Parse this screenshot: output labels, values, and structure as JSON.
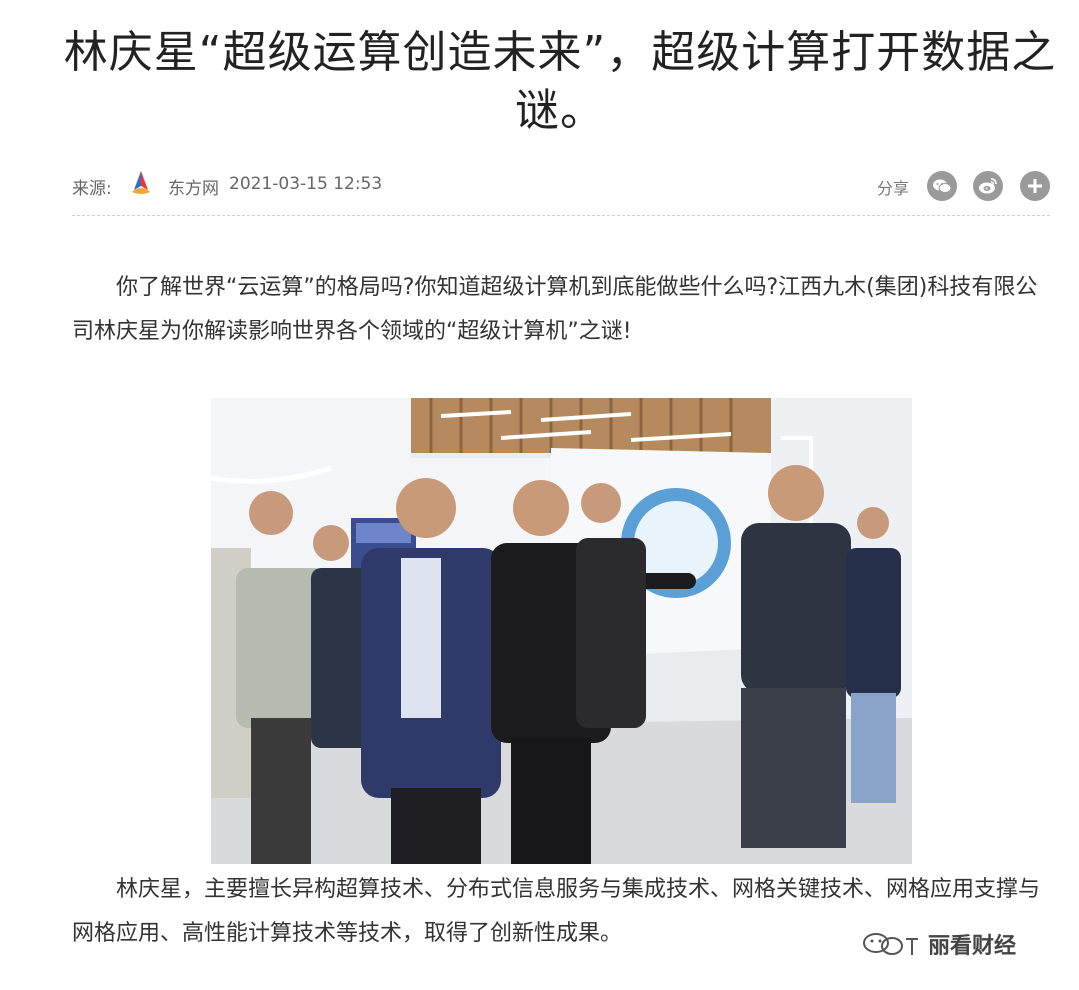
{
  "article": {
    "title": "林庆星“超级运算创造未来”，超级计算打开数据之谜。",
    "meta": {
      "source_label": "来源:",
      "source_name": "东方网",
      "date": "2021-03-15 12:53",
      "share_label": "分享",
      "share_icons": [
        "wechat-icon",
        "weibo-icon",
        "plus-icon"
      ]
    },
    "paragraphs": [
      "你了解世界“云运算”的格局吗?你知道超级计算机到底能做些什么吗?江西九木(集团)科技有限公司林庆星为你解读影响世界各个领域的“超级计算机”之谜!",
      "林庆星，主要擅长异构超算技术、分布式信息服务与集成技术、网格关键技术、网格应用支撑与网格应用、高性能计算技术等技术，取得了创新性成果。"
    ]
  },
  "watermark": {
    "text": "丽看财经"
  },
  "colors": {
    "title": "#222222",
    "body_text": "#333333",
    "meta_text": "#666666",
    "share_icon_bg": "#9a9a9a"
  }
}
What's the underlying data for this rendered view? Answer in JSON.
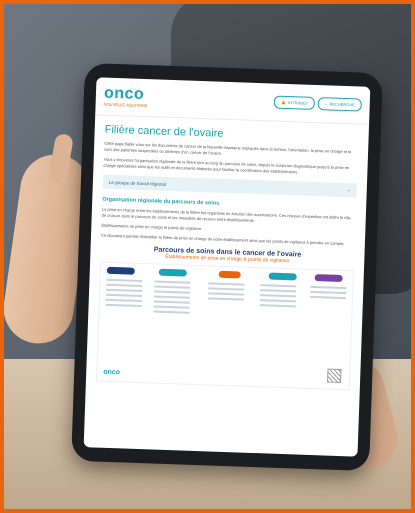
{
  "header": {
    "logo": "onco",
    "logo_sub": "NOUVELLE-AQUITAINE",
    "btn_intranet": "INTRANET",
    "btn_search": "RECHERCHE"
  },
  "page": {
    "title": "Filière cancer de l'ovaire",
    "para1": "Cette page fiable vous sur les documents de cancer de la Nouvelle-Aquitaine impliqués dans la tumeur, l'orientation, la prise en charge et le suivi des patientes suspectées ou atteintes d'un cancer de l'ovaire.",
    "para2": "Vous y trouverez l'organisation régionale de la filière tout au long du parcours de soins, depuis le suspicion diagnostique jusqu'à la prise en charge spécialisée ainsi que les outils et documents élaborés pour faciliter la coordination des établissements.",
    "accordion": "Le groupe de travail régional",
    "h2": "Organisation régionale du parcours de soins",
    "para3": "La prise en charge entre les établissements de la filière est organisée en fonction des autorisations. Ces niveaux d'expertise ont défini le rôle de chacun dans le parcours de soins et les modalités de recours entre établissements.",
    "para4": "Établissements de prise en charge et points de vigilance",
    "para5": "Ce document permet d'identifier la filière de prise en charge de votre établissement ainsi que les points de vigilance à prendre en compte."
  },
  "document": {
    "title": "Parcours de soins dans le cancer de l'ovaire",
    "subtitle": "Établissements de prise en charge & points de vigilance",
    "logo": "onco"
  },
  "colors": {
    "accent": "#1aa3b5",
    "orange": "#e8650e",
    "navy": "#1e3f7a",
    "frame": "#e8650e"
  }
}
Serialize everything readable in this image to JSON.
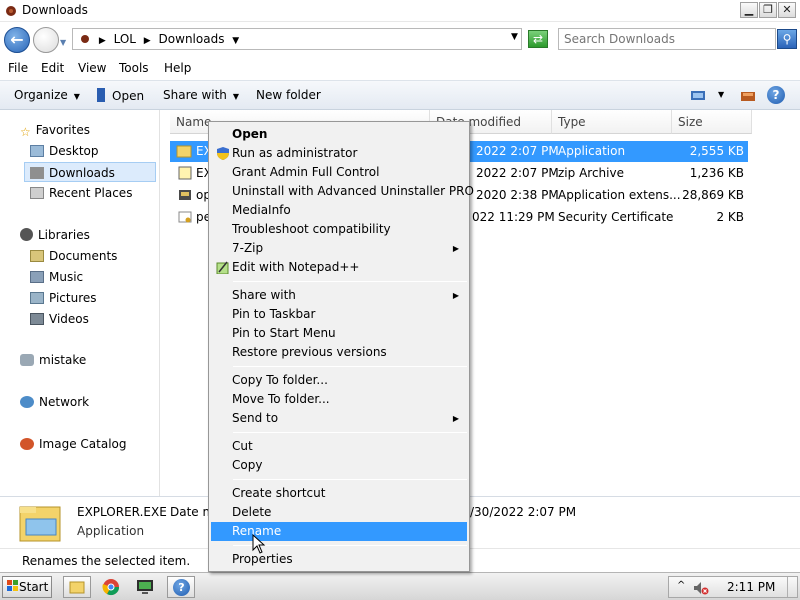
{
  "window": {
    "title": "Downloads"
  },
  "address": {
    "crumbs": [
      "LOL",
      "Downloads"
    ],
    "search_placeholder": "Search Downloads"
  },
  "menubar": [
    "File",
    "Edit",
    "View",
    "Tools",
    "Help"
  ],
  "toolbar": {
    "organize": "Organize",
    "open": "Open",
    "share_with": "Share with",
    "new_folder": "New folder"
  },
  "nav": {
    "favorites": "Favorites",
    "desktop": "Desktop",
    "downloads": "Downloads",
    "recent_places": "Recent Places",
    "libraries": "Libraries",
    "documents": "Documents",
    "music": "Music",
    "pictures": "Pictures",
    "videos": "Videos",
    "mistake": "mistake",
    "network": "Network",
    "image_catalog": "Image Catalog"
  },
  "columns": {
    "name": "Name",
    "date_modified": "Date modified",
    "type": "Type",
    "size": "Size"
  },
  "files": [
    {
      "name": "EX",
      "date": "2022 2:07 PM",
      "type": "Application",
      "size": "2,555 KB"
    },
    {
      "name": "EX",
      "date": "2022 2:07 PM",
      "type": "zip Archive",
      "size": "1,236 KB"
    },
    {
      "name": "op",
      "date": "2020 2:38 PM",
      "type": "Application extens...",
      "size": "28,869 KB"
    },
    {
      "name": "pe",
      "date": "022 11:29 PM",
      "type": "Security Certificate",
      "size": "2 KB"
    }
  ],
  "details": {
    "filename": "EXPLORER.EXE",
    "date_label": "Date m",
    "date_value": "/30/2022 2:07 PM",
    "type": "Application"
  },
  "status": "Renames the selected item.",
  "context_menu": {
    "open": "Open",
    "run_as_admin": "Run as administrator",
    "grant_admin": "Grant Admin Full Control",
    "uninstall": "Uninstall with Advanced Uninstaller PRO",
    "mediainfo": "MediaInfo",
    "troubleshoot": "Troubleshoot compatibility",
    "sevenzip": "7-Zip",
    "notepadpp": "Edit with Notepad++",
    "share_with": "Share with",
    "pin_taskbar": "Pin to Taskbar",
    "pin_start": "Pin to Start Menu",
    "restore": "Restore previous versions",
    "copy_to": "Copy To folder...",
    "move_to": "Move To folder...",
    "send_to": "Send to",
    "cut": "Cut",
    "copy": "Copy",
    "create_shortcut": "Create shortcut",
    "delete": "Delete",
    "rename": "Rename",
    "properties": "Properties"
  },
  "taskbar": {
    "start": "Start",
    "clock": "2:11 PM"
  }
}
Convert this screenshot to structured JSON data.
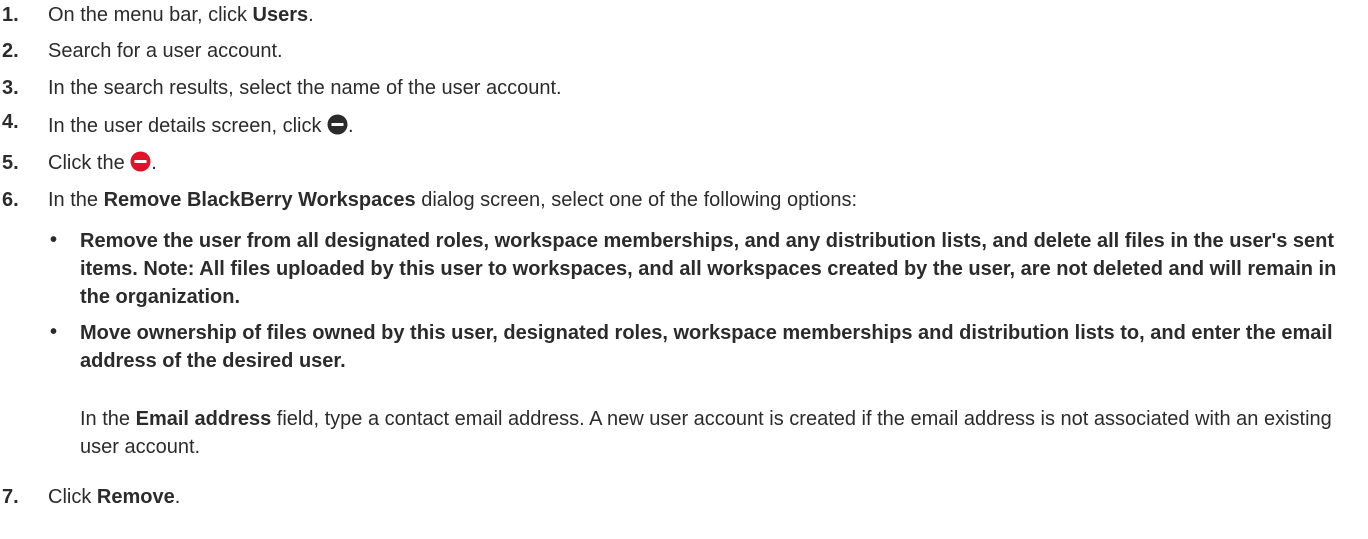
{
  "steps": [
    {
      "num": "1.",
      "pre": "On the menu bar, click ",
      "bold": "Users",
      "post": "."
    },
    {
      "num": "2.",
      "text": "Search for a user account."
    },
    {
      "num": "3.",
      "text": "In the search results, select the name of the user account."
    },
    {
      "num": "4.",
      "pre": "In the user details screen, click ",
      "post": "."
    },
    {
      "num": "5.",
      "pre": "Click the ",
      "post": "."
    },
    {
      "num": "6.",
      "pre": "In the ",
      "bold": "Remove BlackBerry Workspaces",
      "post": " dialog screen, select one of the following options:"
    },
    {
      "num": "7.",
      "pre": "Click ",
      "bold": "Remove",
      "post": "."
    }
  ],
  "options": [
    {
      "bullet": "•",
      "text": "Remove the user from all designated roles, workspace memberships, and any distribution lists, and delete all files in the user's sent items. Note: All files uploaded by this user to workspaces, and all workspaces created by the user, are not deleted and will remain in the organization."
    },
    {
      "bullet": "•",
      "text": "Move ownership of files owned by this user, designated roles, workspace memberships and distribution lists to, and enter the email address of the desired user."
    }
  ],
  "email_note": {
    "pre": "In the ",
    "bold": "Email address",
    "post": " field, type a contact email address. A new user account is created if the email address is not associated with an existing user account."
  },
  "icons": {
    "step4": "minus-circle-dark-icon",
    "step5": "minus-circle-red-icon"
  },
  "colors": {
    "text": "#2b2b2b",
    "dark_icon": "#2b2b2b",
    "red_icon": "#e0112b"
  }
}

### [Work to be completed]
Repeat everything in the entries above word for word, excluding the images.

### [Exercise result]
Parse this screenshot: output labels, values, and structure as JSON.
{
  "article": {
    "title": "林庆星“超级运算创造未来”，超级计算打开数据之谜。",
    "meta": {
      "source_label": "来源:",
      "source_name": "东方网",
      "date": "2021-03-15 12:53",
      "share_label": "分享",
      "share_icons": [
        "wechat-icon",
        "weibo-icon",
        "plus-icon"
      ]
    },
    "paragraphs": [
      "你了解世界“云运算”的格局吗?你知道超级计算机到底能做些什么吗?江西九木(集团)科技有限公司林庆星为你解读影响世界各个领域的“超级计算机”之谜!",
      "林庆星，主要擅长异构超算技术、分布式信息服务与集成技术、网格关键技术、网格应用支撑与网格应用、高性能计算技术等技术，取得了创新性成果。"
    ]
  },
  "watermark": {
    "text": "丽看财经"
  },
  "colors": {
    "title": "#222222",
    "body_text": "#333333",
    "meta_text": "#666666",
    "share_icon_bg": "#9a9a9a"
  }
}
What's the underlying data for this rendered view? Answer in JSON.
{
  "header": {
    "logo": "onco",
    "logo_sub": "NOUVELLE-AQUITAINE",
    "btn_intranet": "INTRANET",
    "btn_search": "RECHERCHE"
  },
  "page": {
    "title": "Filière cancer de l'ovaire",
    "para1": "Cette page fiable vous sur les documents de cancer de la Nouvelle-Aquitaine impliqués dans la tumeur, l'orientation, la prise en charge et le suivi des patientes suspectées ou atteintes d'un cancer de l'ovaire.",
    "para2": "Vous y trouverez l'organisation régionale de la filière tout au long du parcours de soins, depuis le suspicion diagnostique jusqu'à la prise en charge spécialisée ainsi que les outils et documents élaborés pour faciliter la coordination des établissements.",
    "accordion": "Le groupe de travail régional",
    "h2": "Organisation régionale du parcours de soins",
    "para3": "La prise en charge entre les établissements de la filière est organisée en fonction des autorisations. Ces niveaux d'expertise ont défini le rôle de chacun dans le parcours de soins et les modalités de recours entre établissements.",
    "para4": "Établissements de prise en charge et points de vigilance",
    "para5": "Ce document permet d'identifier la filière de prise en charge de votre établissement ainsi que les points de vigilance à prendre en compte."
  },
  "document": {
    "title": "Parcours de soins dans le cancer de l'ovaire",
    "subtitle": "Établissements de prise en charge & points de vigilance",
    "logo": "onco"
  },
  "colors": {
    "accent": "#1aa3b5",
    "orange": "#e8650e",
    "navy": "#1e3f7a",
    "frame": "#e8650e"
  }
}
Serialize everything readable in this image to JSON.
{
  "window": {
    "title": "Downloads"
  },
  "address": {
    "crumbs": [
      "LOL",
      "Downloads"
    ],
    "search_placeholder": "Search Downloads"
  },
  "menubar": [
    "File",
    "Edit",
    "View",
    "Tools",
    "Help"
  ],
  "toolbar": {
    "organize": "Organize",
    "open": "Open",
    "share_with": "Share with",
    "new_folder": "New folder"
  },
  "nav": {
    "favorites": "Favorites",
    "desktop": "Desktop",
    "downloads": "Downloads",
    "recent_places": "Recent Places",
    "libraries": "Libraries",
    "documents": "Documents",
    "music": "Music",
    "pictures": "Pictures",
    "videos": "Videos",
    "mistake": "mistake",
    "network": "Network",
    "image_catalog": "Image Catalog"
  },
  "columns": {
    "name": "Name",
    "date_modified": "Date modified",
    "type": "Type",
    "size": "Size"
  },
  "files": [
    {
      "name": "EX",
      "date": "2022 2:07 PM",
      "type": "Application",
      "size": "2,555 KB"
    },
    {
      "name": "EX",
      "date": "2022 2:07 PM",
      "type": "zip Archive",
      "size": "1,236 KB"
    },
    {
      "name": "op",
      "date": "2020 2:38 PM",
      "type": "Application extens...",
      "size": "28,869 KB"
    },
    {
      "name": "pe",
      "date": "022 11:29 PM",
      "type": "Security Certificate",
      "size": "2 KB"
    }
  ],
  "details": {
    "filename": "EXPLORER.EXE",
    "date_label": "Date m",
    "date_value": "/30/2022 2:07 PM",
    "type": "Application"
  },
  "status": "Renames the selected item.",
  "context_menu": {
    "open": "Open",
    "run_as_admin": "Run as administrator",
    "grant_admin": "Grant Admin Full Control",
    "uninstall": "Uninstall with Advanced Uninstaller PRO",
    "mediainfo": "MediaInfo",
    "troubleshoot": "Troubleshoot compatibility",
    "sevenzip": "7-Zip",
    "notepadpp": "Edit with Notepad++",
    "share_with": "Share with",
    "pin_taskbar": "Pin to Taskbar",
    "pin_start": "Pin to Start Menu",
    "restore": "Restore previous versions",
    "copy_to": "Copy To folder...",
    "move_to": "Move To folder...",
    "send_to": "Send to",
    "cut": "Cut",
    "copy": "Copy",
    "create_shortcut": "Create shortcut",
    "delete": "Delete",
    "rename": "Rename",
    "properties": "Properties"
  },
  "taskbar": {
    "start": "Start",
    "clock": "2:11 PM"
  }
}
Convert this screenshot to structured JSON data.
{
  "steps": [
    {
      "num": "1.",
      "pre": "On the menu bar, click ",
      "bold": "Users",
      "post": "."
    },
    {
      "num": "2.",
      "text": "Search for a user account."
    },
    {
      "num": "3.",
      "text": "In the search results, select the name of the user account."
    },
    {
      "num": "4.",
      "pre": "In the user details screen, click ",
      "post": "."
    },
    {
      "num": "5.",
      "pre": "Click the ",
      "post": "."
    },
    {
      "num": "6.",
      "pre": "In the ",
      "bold": "Remove BlackBerry Workspaces",
      "post": " dialog screen, select one of the following options:"
    },
    {
      "num": "7.",
      "pre": "Click ",
      "bold": "Remove",
      "post": "."
    }
  ],
  "options": [
    {
      "bullet": "•",
      "text": "Remove the user from all designated roles, workspace memberships, and any distribution lists, and delete all files in the user's sent items. Note: All files uploaded by this user to workspaces, and all workspaces created by the user, are not deleted and will remain in the organization."
    },
    {
      "bullet": "•",
      "text": "Move ownership of files owned by this user, designated roles, workspace memberships and distribution lists to, and enter the email address of the desired user."
    }
  ],
  "email_note": {
    "pre": "In the ",
    "bold": "Email address",
    "post": " field, type a contact email address. A new user account is created if the email address is not associated with an existing user account."
  },
  "icons": {
    "step4": "minus-circle-dark-icon",
    "step5": "minus-circle-red-icon"
  },
  "colors": {
    "text": "#2b2b2b",
    "dark_icon": "#2b2b2b",
    "red_icon": "#e0112b"
  }
}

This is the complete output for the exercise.